- Beaches (2)
- Hotels (2)
- Architecture, Modern--20th century (1)
- Art deco (Architecture) (1)
- Crowds (1)
- Gas masks (1)
- Soldiers (1)
- Tourists (1)
- Training (1)
- World War, 1939-1945 (1)
- English (1)
Soldiers Performing Exercises on the Beach
The state of Florida served as the location for a variety of U.S. military training activities during World War II. Pilots and sailors used Florida ports, miles of uninhabited shoreline, and the forests of the state’s interior for military exercises. Marines and Army infantry slogged through Florida marshes and trained for beach assaults. In this image, soldiers training with gas masks are shown on a beach in south Florida. In 1941, Miami was still completely dependent on tourism for its economic livelihood. After the United States entered the ...
Midwinter Crowd at Miami Beach
Winter tourism became a major factor in the development of Miami and south Florida from the 1920s onward. Development, particularly of hotels, grew apace, with the increasing popularity of this tourism and retirement haven, and much helped by the spread of commercial aviation. By 1940 Miami had about two million vacationers a year. President Harry S Truman was there for the dedication of the Everglades National Park in 1947. Some of the new hotels, such as the 1948 Sherry Frontenac, had fine Art Deco details. This photograph, taken on December ...
Neron Hotel in Miami Beach, Florida
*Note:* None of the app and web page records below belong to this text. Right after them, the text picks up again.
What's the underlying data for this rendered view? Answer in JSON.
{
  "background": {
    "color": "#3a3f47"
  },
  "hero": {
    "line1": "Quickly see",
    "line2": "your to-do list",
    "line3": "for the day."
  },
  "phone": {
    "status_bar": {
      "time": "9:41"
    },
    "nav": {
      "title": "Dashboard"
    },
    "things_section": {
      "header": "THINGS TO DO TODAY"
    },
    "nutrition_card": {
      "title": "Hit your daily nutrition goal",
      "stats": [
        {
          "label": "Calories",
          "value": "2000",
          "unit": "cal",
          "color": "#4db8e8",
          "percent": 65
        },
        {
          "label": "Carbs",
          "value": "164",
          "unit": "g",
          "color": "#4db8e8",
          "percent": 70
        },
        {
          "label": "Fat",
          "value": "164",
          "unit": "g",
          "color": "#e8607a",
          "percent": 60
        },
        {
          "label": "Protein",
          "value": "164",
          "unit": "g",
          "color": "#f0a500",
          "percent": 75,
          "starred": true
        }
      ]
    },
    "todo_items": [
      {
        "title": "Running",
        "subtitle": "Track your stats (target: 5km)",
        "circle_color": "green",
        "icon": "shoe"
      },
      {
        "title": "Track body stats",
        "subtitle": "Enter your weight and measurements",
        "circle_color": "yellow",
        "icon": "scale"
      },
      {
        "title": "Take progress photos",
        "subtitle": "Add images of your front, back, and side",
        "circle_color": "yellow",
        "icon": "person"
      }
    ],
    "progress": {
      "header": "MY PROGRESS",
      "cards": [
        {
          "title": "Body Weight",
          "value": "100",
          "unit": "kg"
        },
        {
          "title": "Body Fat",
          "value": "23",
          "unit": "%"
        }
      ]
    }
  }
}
Miami Beach has been a showcase of modern architectural styles since the area experienced its first significant building boom in the early 1920s. Characterized by a less decorative, more industrial approach to the Art Deco style that had dominated modern design since 1925, the second phase of Art Deco architecture in the United States featured newer aesthetic trends, particularly Streamline Moderne. This phase reflected the changes in the economic fortunes of the nation as a whole, with less ostentatious flourishes and more distinct departures from older traditions. The style strongly ...